▶ _WHAT YOU NEED TO DO_:
After reading the lines below, count those that contain "JSON" and give the count alone.

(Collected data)
--

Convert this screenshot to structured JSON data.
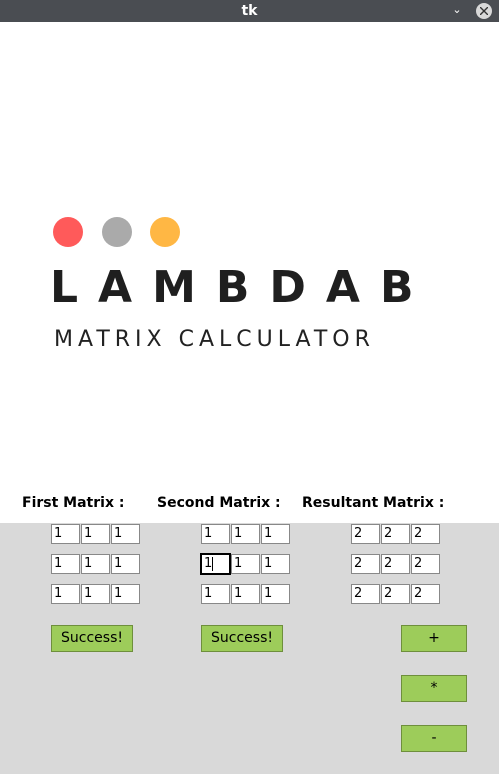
{
  "window": {
    "title": "tk"
  },
  "banner": {
    "brand": "LAMBDAB",
    "subtitle": "MATRIX CALCULATOR"
  },
  "labels": {
    "first": "First Matrix :",
    "second": "Second Matrix :",
    "result": "Resultant Matrix :"
  },
  "first_matrix": [
    [
      "1",
      "1",
      "1"
    ],
    [
      "1",
      "1",
      "1"
    ],
    [
      "1",
      "1",
      "1"
    ]
  ],
  "second_matrix": [
    [
      "1",
      "1",
      "1"
    ],
    [
      "1",
      "1",
      "1"
    ],
    [
      "1",
      "1",
      "1"
    ]
  ],
  "result_matrix": [
    [
      "2",
      "2",
      "2"
    ],
    [
      "2",
      "2",
      "2"
    ],
    [
      "2",
      "2",
      "2"
    ]
  ],
  "buttons": {
    "first_success": "Success!",
    "second_success": "Success!",
    "add": "+",
    "multiply": "*",
    "subtract": "-"
  },
  "colors": {
    "button": "#9dcc5a",
    "dot_red": "#ff5a5a",
    "dot_grey": "#aaaaaa",
    "dot_yellow": "#ffb744"
  }
}
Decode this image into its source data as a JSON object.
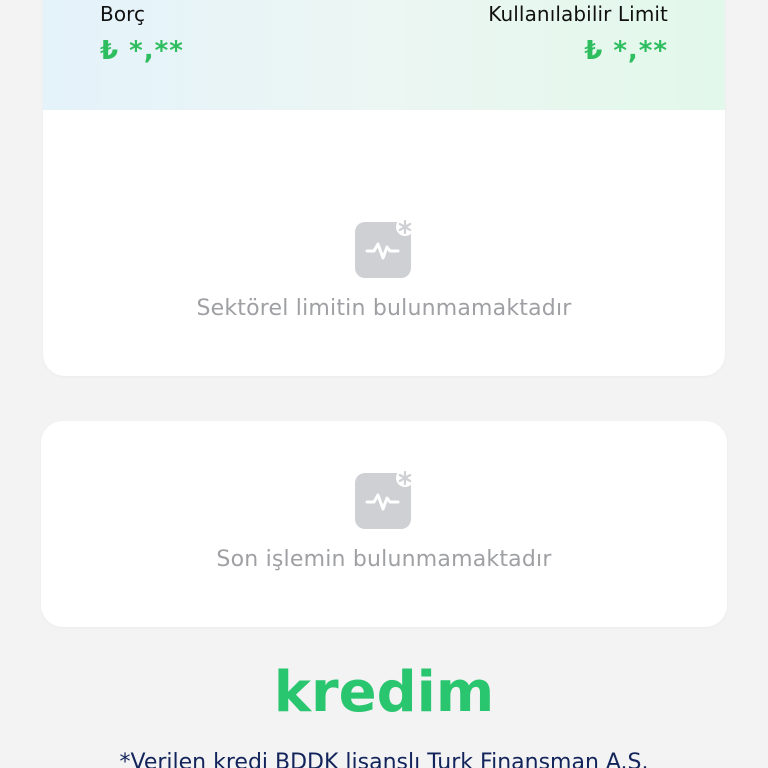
{
  "summary": {
    "debt_label": "Borç",
    "debt_value": "₺ *,**",
    "limit_label": "Kullanılabilir Limit",
    "limit_value": "₺ *,**"
  },
  "sector_limit": {
    "icon": "activity-icon",
    "empty_text": "Sektörel limitin bulunmamaktadır"
  },
  "transactions": {
    "icon": "activity-icon",
    "empty_text": "Son işlemin bulunmamaktadır"
  },
  "brand": {
    "name": "kredim",
    "color": "#2ac56f"
  },
  "footer": {
    "disclaimer": "*Verilen kredi BDDK lisanslı Turk Finansman A.Ş."
  },
  "colors": {
    "amount_green": "#2ebd5f",
    "muted_text": "#9fa0a3",
    "icon_gray": "#cfd0d3",
    "footer_navy": "#12245a"
  }
}
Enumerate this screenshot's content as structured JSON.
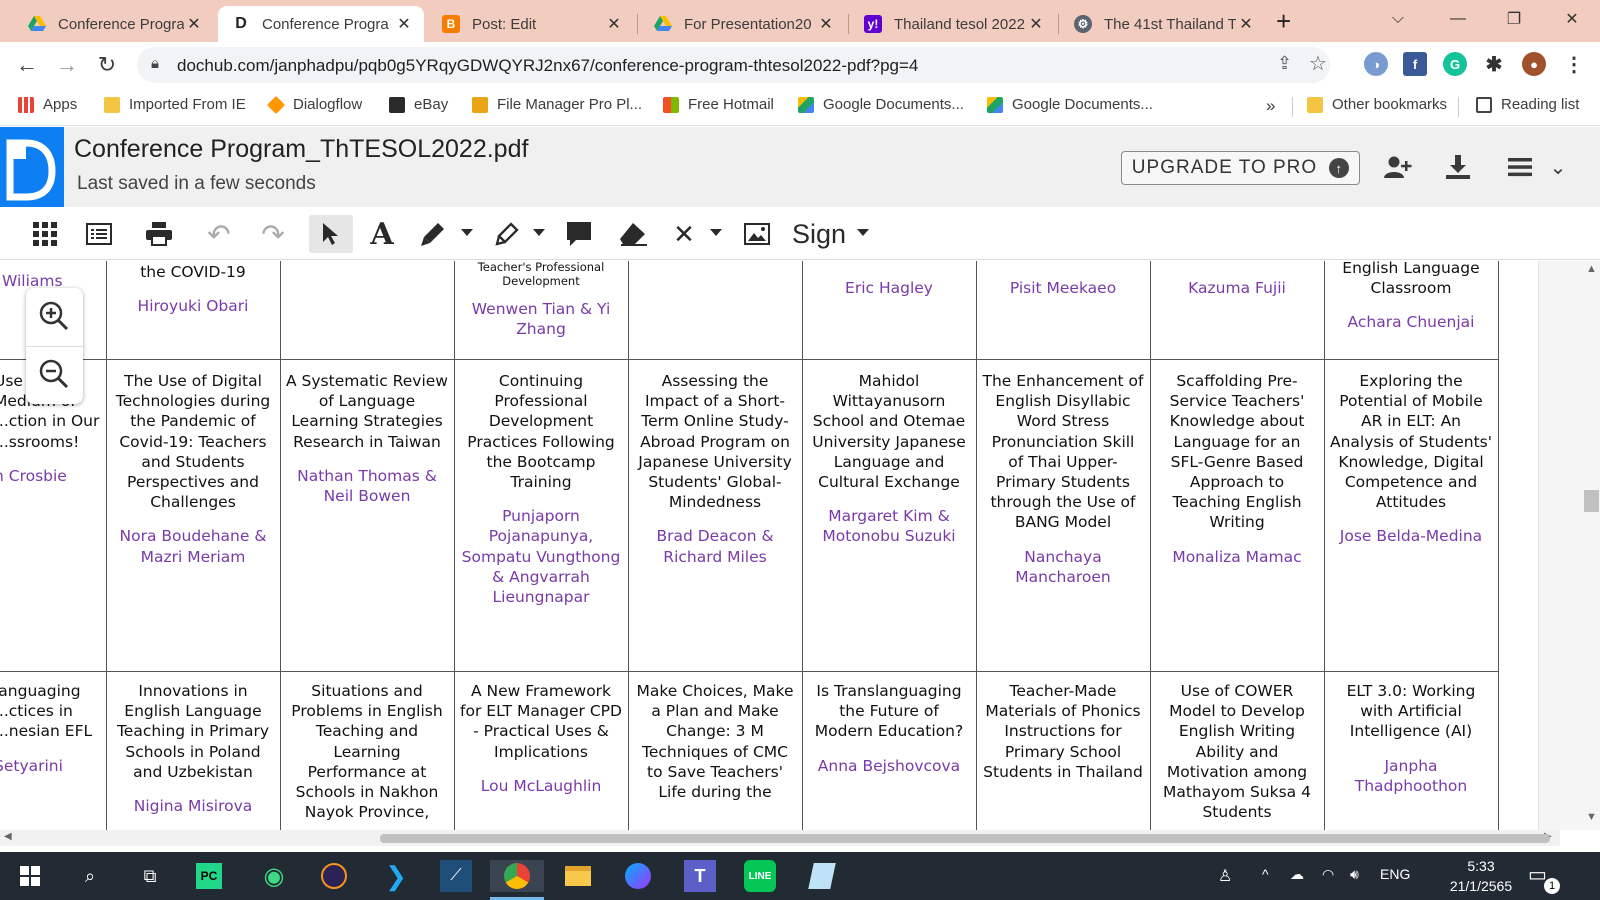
{
  "browser": {
    "tabs": [
      {
        "title": "Conference Progra",
        "icon": "google-drive-icon",
        "active": false
      },
      {
        "title": "Conference Progra",
        "icon": "dochub-icon",
        "active": true
      },
      {
        "title": "Post: Edit",
        "icon": "blogger-icon",
        "active": false
      },
      {
        "title": "For Presentation20",
        "icon": "google-drive-icon",
        "active": false
      },
      {
        "title": "Thailand tesol 2022",
        "icon": "yahoo-icon",
        "active": false
      },
      {
        "title": "The 41st Thailand T",
        "icon": "web-icon",
        "active": false
      }
    ],
    "new_tab": "+",
    "close": "✕",
    "url": "dochub.com/janphadpu/pqb0g5YRqyGDWQYRJ2nx67/conference-program-thtesol2022-pdf?pg=4",
    "bookmarks": [
      {
        "label": "Apps",
        "icon": "apps-grid-icon"
      },
      {
        "label": "Imported From IE",
        "icon": "folder-icon"
      },
      {
        "label": "Dialogflow",
        "icon": "dialogflow-icon"
      },
      {
        "label": "eBay",
        "icon": "ebay-icon"
      },
      {
        "label": "File Manager Pro Pl...",
        "icon": "file-manager-icon"
      },
      {
        "label": "Free Hotmail",
        "icon": "microsoft-icon"
      },
      {
        "label": "Google Documents...",
        "icon": "google-drive-icon"
      },
      {
        "label": "Google Documents...",
        "icon": "google-drive-icon"
      }
    ],
    "more_bookmarks": "»",
    "other_bookmarks": "Other bookmarks",
    "reading_list": "Reading list"
  },
  "dochub": {
    "title": "Conference Program_ThTESOL2022.pdf",
    "saved_status": "Last saved in a few seconds",
    "upgrade_label": "UPGRADE TO PRO",
    "sign_label": "Sign"
  },
  "document": {
    "row1": [
      {
        "title": "Wiliams",
        "authors": ""
      },
      {
        "title": "the COVID-19",
        "authors": "Hiroyuki Obari"
      },
      {
        "title": "",
        "authors": ""
      },
      {
        "title": "Teacher's Professional Development",
        "authors": "Wenwen Tian & Yi Zhang"
      },
      {
        "title": "",
        "authors": ""
      },
      {
        "title": "",
        "authors": "Eric Hagley"
      },
      {
        "title": "",
        "authors": "Pisit Meekaeo"
      },
      {
        "title": "",
        "authors": "Kazuma Fujii"
      },
      {
        "title": "English Language Classroom",
        "authors": "Achara Chuenjai"
      }
    ],
    "row2": [
      {
        "title": "Use ... Medium of ...ction in Our ...ssrooms!",
        "authors": "n Crosbie"
      },
      {
        "title": "The Use of Digital Technologies during the Pandemic of Covid-19: Teachers and Students Perspectives and Challenges",
        "authors": "Nora Boudehane & Mazri Meriam"
      },
      {
        "title": "A Systematic Review of Language Learning Strategies Research in Taiwan",
        "authors": "Nathan Thomas & Neil Bowen"
      },
      {
        "title": "Continuing Professional Development Practices Following the Bootcamp Training",
        "authors": "Punjaporn Pojanapunya, Sompatu Vungthong & Angvarrah Lieungnapar"
      },
      {
        "title": "Assessing the Impact of a Short-Term Online Study-Abroad Program on Japanese University Students' Global-Mindedness",
        "authors": "Brad Deacon & Richard Miles"
      },
      {
        "title": "Mahidol Wittayanusorn School and Otemae University Japanese Language and Cultural Exchange",
        "authors": "Margaret Kim & Motonobu Suzuki"
      },
      {
        "title": "The Enhancement of English Disyllabic Word Stress Pronunciation Skill of Thai Upper-Primary Students through the Use of BANG Model",
        "authors": "Nanchaya Mancharoen"
      },
      {
        "title": "Scaffolding Pre-Service Teachers' Knowledge about Language for an SFL-Genre Based Approach to Teaching English Writing",
        "authors": "Monaliza Mamac"
      },
      {
        "title": "Exploring the Potential of Mobile AR in ELT: An Analysis of Students' Knowledge, Digital Competence and Attitudes",
        "authors": "Jose Belda-Medina"
      }
    ],
    "row3": [
      {
        "title": "languaging ...ctices in ...nesian EFL",
        "authors": "Setyarini"
      },
      {
        "title": "Innovations in English Language Teaching in Primary Schools in Poland and Uzbekistan",
        "authors": "Nigina Misirova"
      },
      {
        "title": "Situations and Problems in English Teaching and Learning Performance at Schools in Nakhon Nayok Province,",
        "authors": ""
      },
      {
        "title": "A New Framework for ELT Manager CPD - Practical Uses & Implications",
        "authors": "Lou McLaughlin"
      },
      {
        "title": "Make Choices, Make a Plan and Make Change: 3 M Techniques of CMC to Save Teachers' Life during the",
        "authors": ""
      },
      {
        "title": "Is Translanguaging the Future of Modern Education?",
        "authors": "Anna Bejshovcova"
      },
      {
        "title": "Teacher-Made Materials of Phonics Instructions for Primary School Students in Thailand",
        "authors": ""
      },
      {
        "title": "Use of COWER Model to Develop English Writing Ability and Motivation among Mathayom Suksa 4 Students",
        "authors": ""
      },
      {
        "title": "ELT 3.0: Working with Artificial Intelligence (AI)",
        "authors": "Janpha Thadphoothon"
      }
    ]
  },
  "taskbar": {
    "language": "ENG",
    "time": "5:33",
    "date": "21/1/2565",
    "notification_count": "1"
  },
  "colors": {
    "tab_strip": "#f3ccc0",
    "dochub_blue": "#0d7ff2",
    "author_purple": "#7a3aa8",
    "taskbar": "#222a33"
  }
}
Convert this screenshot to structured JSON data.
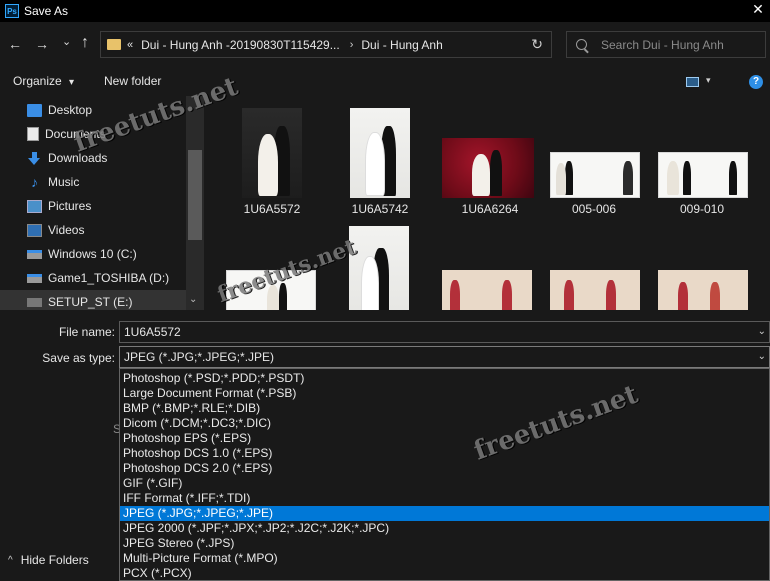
{
  "window": {
    "title": "Save As",
    "app_icon_text": "Ps",
    "close_glyph": "✕"
  },
  "nav": {
    "back_glyph": "←",
    "forward_glyph": "→",
    "recent_glyph": "⌄",
    "up_glyph": "↑",
    "breadcrumb_prefix": "«",
    "breadcrumbs": [
      "Dui - Hung Anh -20190830T115429...",
      "Dui - Hung Anh"
    ],
    "breadcrumb_separator": "›",
    "refresh_glyph": "↻",
    "search_placeholder": "Search Dui - Hung Anh"
  },
  "toolbar": {
    "organize_label": "Organize",
    "organize_caret": "▾",
    "new_folder_label": "New folder",
    "view_caret": "▾",
    "help_glyph": "?"
  },
  "sidebar": {
    "items": [
      {
        "label": "Desktop",
        "icon": "desktop-icon"
      },
      {
        "label": "Documents",
        "icon": "documents-icon"
      },
      {
        "label": "Downloads",
        "icon": "downloads-icon"
      },
      {
        "label": "Music",
        "icon": "music-icon"
      },
      {
        "label": "Pictures",
        "icon": "pictures-icon"
      },
      {
        "label": "Videos",
        "icon": "videos-icon"
      },
      {
        "label": "Windows 10 (C:)",
        "icon": "drive-icon"
      },
      {
        "label": "Game1_TOSHIBA (D:)",
        "icon": "drive-icon"
      },
      {
        "label": "SETUP_ST (E:)",
        "icon": "drive-icon"
      }
    ],
    "selected_index": 8,
    "scroll_down_glyph": "⌄",
    "music_glyph": "♪"
  },
  "files": {
    "row1": [
      "1U6A5572",
      "1U6A5742",
      "1U6A6264",
      "005-006",
      "009-010"
    ]
  },
  "form": {
    "file_name_label": "File name:",
    "file_name_value": "1U6A5572",
    "save_as_type_label": "Save as type:",
    "save_as_type_value": "JPEG (*.JPG;*.JPEG;*.JPE)",
    "dropdown_caret": "⌄",
    "partial_label": "S"
  },
  "type_options": [
    "Photoshop (*.PSD;*.PDD;*.PSDT)",
    "Large Document Format (*.PSB)",
    "BMP (*.BMP;*.RLE;*.DIB)",
    "Dicom (*.DCM;*.DC3;*.DIC)",
    "Photoshop EPS (*.EPS)",
    "Photoshop DCS 1.0 (*.EPS)",
    "Photoshop DCS 2.0 (*.EPS)",
    "GIF (*.GIF)",
    "IFF Format (*.IFF;*.TDI)",
    "JPEG (*.JPG;*.JPEG;*.JPE)",
    "JPEG 2000 (*.JPF;*.JPX;*.JP2;*.J2C;*.J2K;*.JPC)",
    "JPEG Stereo (*.JPS)",
    "Multi-Picture Format (*.MPO)",
    "PCX (*.PCX)"
  ],
  "selected_type_index": 9,
  "footer": {
    "hide_folders_label": "Hide Folders",
    "hide_caret": "^"
  },
  "watermarks": [
    "freetuts.net",
    "freetuts.net",
    "freetuts.net"
  ],
  "colors": {
    "selection": "#0078d7",
    "background": "#191919",
    "accent_blue": "#3a8ee6"
  }
}
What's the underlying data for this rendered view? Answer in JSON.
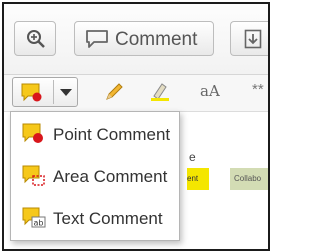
{
  "toolbar": {
    "comment_label": "Comment",
    "text_size_label": "aA",
    "overflow_glyph": "**"
  },
  "doc_fragments": {
    "yellow_tag_text": "ent",
    "green_tag_text": "Collabo",
    "partial_text": "e"
  },
  "menu": {
    "items": [
      {
        "label": "Point Comment",
        "icon": "point-comment-icon"
      },
      {
        "label": "Area Comment",
        "icon": "area-comment-icon"
      },
      {
        "label": "Text Comment",
        "icon": "text-comment-icon"
      }
    ]
  },
  "colors": {
    "note_yellow": "#f6c81a",
    "marker_red": "#d8161b",
    "highlight_yellow": "#f4e600",
    "tag_green": "#d3dcb4"
  }
}
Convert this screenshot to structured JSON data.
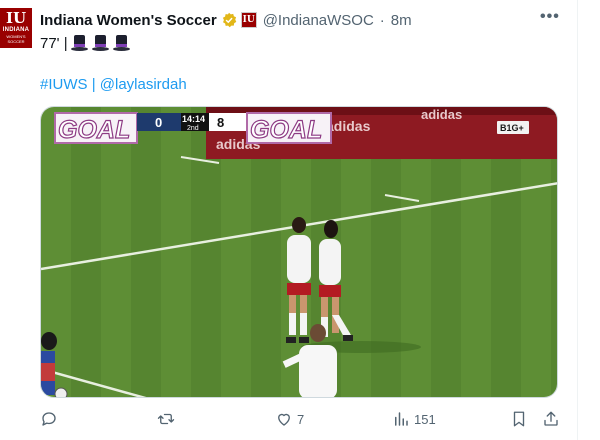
{
  "account": {
    "name": "Indiana Women's Soccer",
    "handle": "@IndianaWSOC",
    "separator": "·",
    "time": "8m",
    "avatar_text": [
      "IU",
      "INDIANA",
      "WOMEN'S",
      "SOCCER"
    ],
    "affiliate_badge_text": "IU"
  },
  "tweet": {
    "line1_text": "77' |",
    "line1_emoji": [
      "top-hat-emoji",
      "top-hat-emoji",
      "top-hat-emoji"
    ],
    "hashtag": "#IUWS",
    "divider": "|",
    "mention": "@laylasirdah"
  },
  "media": {
    "scorebug": {
      "goal_left": "GOAL",
      "goal_right": "GOAL",
      "away_score": "0",
      "clock": "14:14",
      "period": "2nd",
      "home_score": "8",
      "network": "B1G+"
    },
    "board_text": [
      "adidas",
      "adidas",
      "adidas"
    ]
  },
  "actions": {
    "reply_count": "",
    "repost_count": "",
    "like_count": "7",
    "views_count": "151"
  },
  "colors": {
    "brand": "#990000",
    "link": "#1d9bf0",
    "verified": "#e2b719",
    "muted": "#536471",
    "pitch": "#5a8a32"
  }
}
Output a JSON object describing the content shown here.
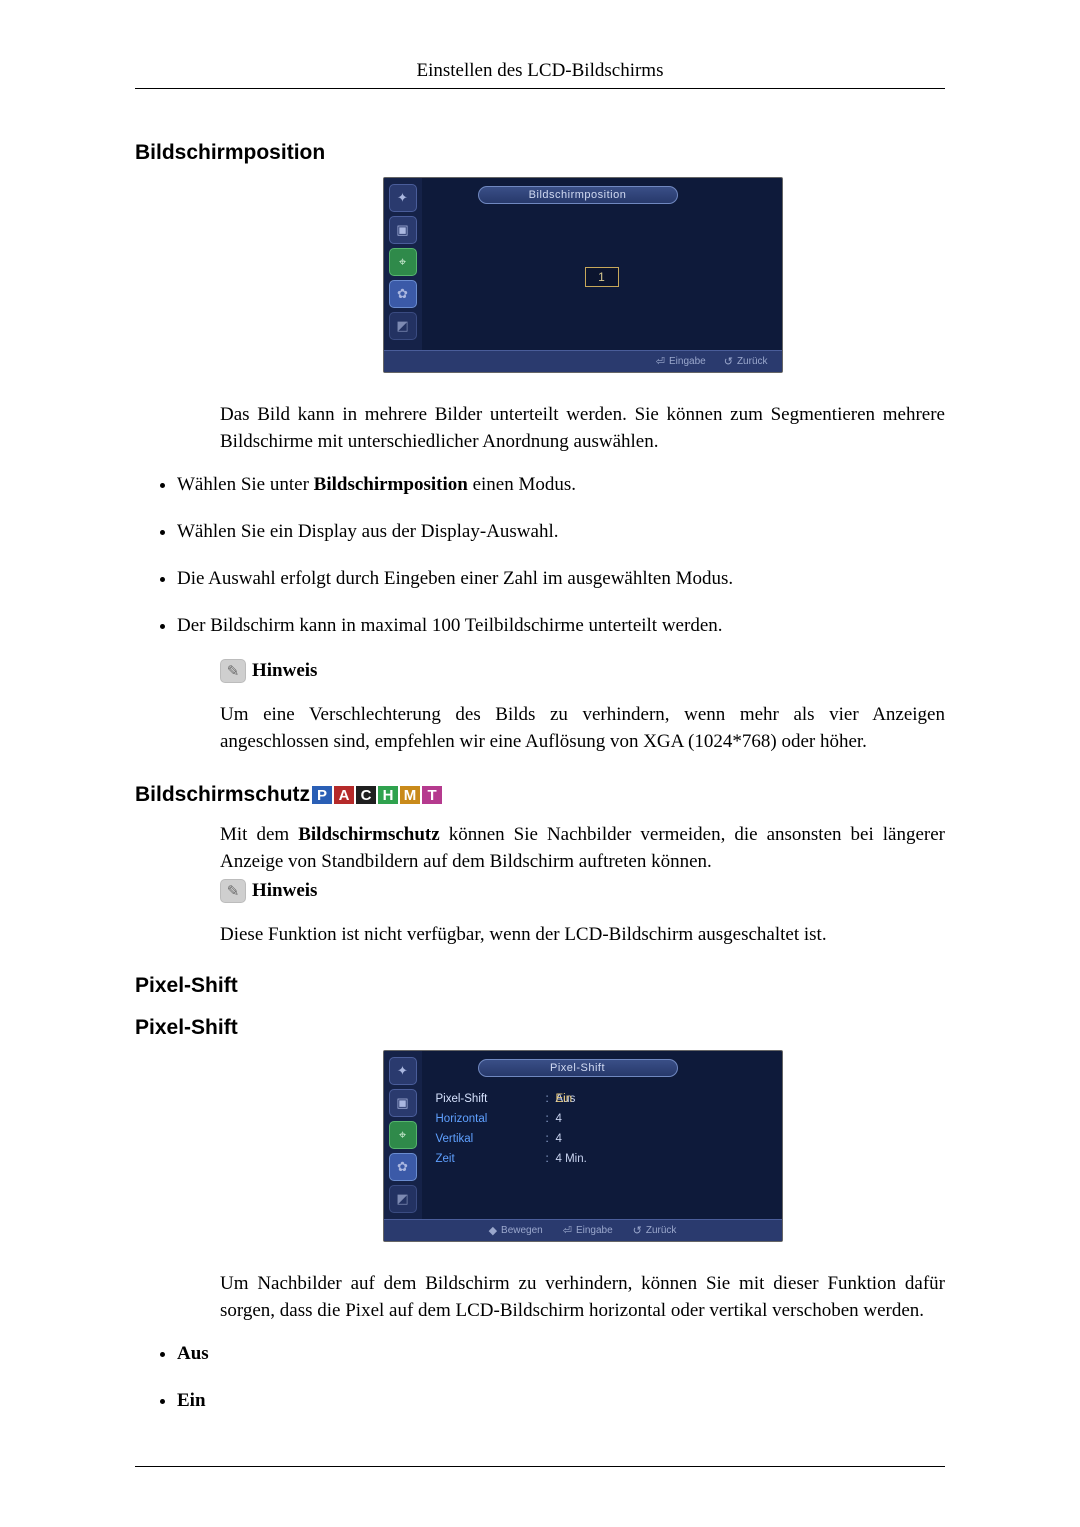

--

▶ _WRITTEN REPLY_:
7